Date

11/05/2005

Pubmed ID

16269249

Pubmed Central ID

PMC1634934

DOI

10.1016/j.neuroimage.2005.09.030

Scopus ID

2-s2.0-31844444843   359 Citations

Abstract

In functional neuroimaging, a local decrease in blood flow during an active task, relative to a "resting" baseline, is referred to as task-induced deactivation (TID). TID may occur when resources shift from ongoing, internally generated processing typical of "resting" states to processing required by an exogenous task. We previously found specific brain regions in which TID increased as task processing demands increased. When engaged in an exogenous cognitive task, reallocation of resources from areas involved in internal processing should result in suspension of that processing. Self-reported thought content has been used as an indicator of the extent of internal processing activity. We investigated the relationship between TID and task-unrelated thought (TUT) frequency using an auditory target detection task with seven levels of task difficulty. At varied intervals during task performance, subjects indicated whether they were experiencing a TUT. We expected TUT frequency to decrease as task demands increased and for this pattern to correlate with TID magnitude across conditions. Generally, fewer TUTs were reported during difficult task conditions than during easier conditions.

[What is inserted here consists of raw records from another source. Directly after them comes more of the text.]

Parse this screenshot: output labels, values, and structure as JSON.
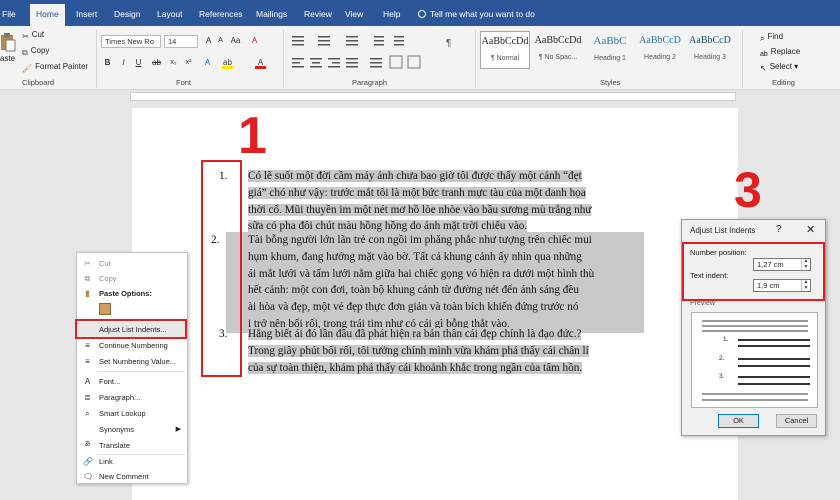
{
  "tabs": [
    {
      "label": "File"
    },
    {
      "label": "Home"
    },
    {
      "label": "Insert"
    },
    {
      "label": "Design"
    },
    {
      "label": "Layout"
    },
    {
      "label": "References"
    },
    {
      "label": "Mailings"
    },
    {
      "label": "Review"
    },
    {
      "label": "View"
    },
    {
      "label": "Help"
    }
  ],
  "tell_me": "Tell me what you want to do",
  "ribbon": {
    "clipboard": {
      "paste": "aste",
      "cut": "Cut",
      "copy": "Copy",
      "format_painter": "Format Painter",
      "label": "Clipboard"
    },
    "font": {
      "name": "Times New Ro",
      "size": "14",
      "label": "Font"
    },
    "paragraph": {
      "label": "Paragraph"
    },
    "styles": {
      "items": [
        {
          "sample": "AaBbCcDd",
          "name": "¶ Normal"
        },
        {
          "sample": "AaBbCcDd",
          "name": "¶ No Spac..."
        },
        {
          "sample": "AaBbC",
          "name": "Heading 1"
        },
        {
          "sample": "AaBbCcD",
          "name": "Heading 2"
        },
        {
          "sample": "AaBbCcD",
          "name": "Heading 3"
        }
      ],
      "label": "Styles"
    },
    "editing": {
      "find": "Find",
      "replace": "Replace",
      "select": "Select",
      "label": "Editing"
    }
  },
  "document": {
    "items": [
      {
        "number": "1.",
        "lines": [
          "Có lẽ suốt một đời cầm máy ảnh chưa bao giờ tôi được thấy một cảnh “đẹt",
          "giá” chó như vậy: trước mắt tôi là một bức tranh mực tàu của một danh họa",
          "thời cổ. Mũi thuyền im một nét mơ hồ lòe nhòe vào bầu sương mù trắng như",
          "sữa có pha đôi chút màu hồng hồng do ánh mặt trời chiếu vào."
        ]
      },
      {
        "number": "2.",
        "lines": [
          "Tài bỗng người lớn lãn trẻ con ngồi im phăng phắc như tượng trên chiếc mui",
          "hụm khum, đang hướng mặt vào bờ. Tất cả khung cảnh ấy nhìn qua những",
          "ái mắt lưới và tấm lưới nằm giữa hai chiếc gọng vó hiện ra dưới một hình thù",
          "hết cảnh: một con đơi, toàn bộ khung cảnh từ đường nét đến ánh sáng đều",
          "ài hòa và đẹp, một vẻ đẹp thực đơn giản và toàn bích khiến đứng trước nó",
          "i trở nên bối rối, trong trái tim như có cái gì bỗng thắt vào."
        ]
      },
      {
        "number": "3.",
        "lines": [
          "Hẳng biết ái đó lần đầu đã phát hiện ra bản thân cái đẹp chính là đạo đức.?",
          "Trong giây phút bối rối, tôi tưởng chính mình vừa khám phá thấy cái chân lí",
          "của sự toàn thiện, khám phá thấy cái khoảnh khắc trong ngần của tâm hồn."
        ]
      }
    ]
  },
  "annotations": {
    "one": "1",
    "two": "2",
    "three": "3"
  },
  "context_menu": {
    "cut": "Cut",
    "copy": "Copy",
    "paste_options": "Paste Options:",
    "adjust_list_indents": "Adjust List Indents...",
    "continue_numbering": "Continue Numbering",
    "set_numbering_value": "Set Numbering Value...",
    "font": "Font...",
    "paragraph": "Paragraph...",
    "smart_lookup": "Smart Lookup",
    "synonyms": "Synonyms",
    "translate": "Translate",
    "link": "Link",
    "new_comment": "New Comment"
  },
  "dialog": {
    "title": "Adjust List Indents",
    "help": "?",
    "close": "✕",
    "number_position_label": "Number position:",
    "number_position_value": "1,27 cm",
    "text_indent_label": "Text indent:",
    "text_indent_value": "1,9 cm",
    "preview_label": "Preview",
    "ok": "OK",
    "cancel": "Cancel",
    "preview_numbers": [
      "1.",
      "2.",
      "3."
    ]
  },
  "colors": {
    "ribbon_blue": "#2b579a",
    "highlight_gray": "#c8c8c8",
    "annotation_red": "#e02020"
  }
}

As TID magnitude increased across task conditions, the frequency of TUTs declined (r = 0.90, P = 0.005). Four left hemisphere regions (posterior parieto-occipital cortex, anterior cingulate gyrus, fusiform gyrus, and middle frontal gyrus) showed strong relationships between TUTs and TID (r > 0.79, P < 0.05 corrected). As these regions have been implicated in semantic processing and self-referential thought, the findings support the suspension of internal cognitive processing as one mechanism for TID.

Author List

McKiernan KA, D'Angelo BR, Kaufman JN, Binder JR

Authors

Jeffrey R. Binder MD Professor in the Neurology department at Medical College of Wisconsin
Benjamin R. D'Angelo PhD Assistant Professor in the Psychiatry department at Medical College of Wisconsin




MESH terms used to index this publication - Major topics in bold

Adolescent
Adult
Arousal
Attention
Awareness
Cerebral Cortex
Consciousness
Dominance, Cerebral
Female
Humans
Image Processing, Computer-Assisted
Magnetic Resonance Imaging
Male
Middle Aged
Oxygen
Pitch Perception
Regional Blood Flow
Statistics as Topic
Thinking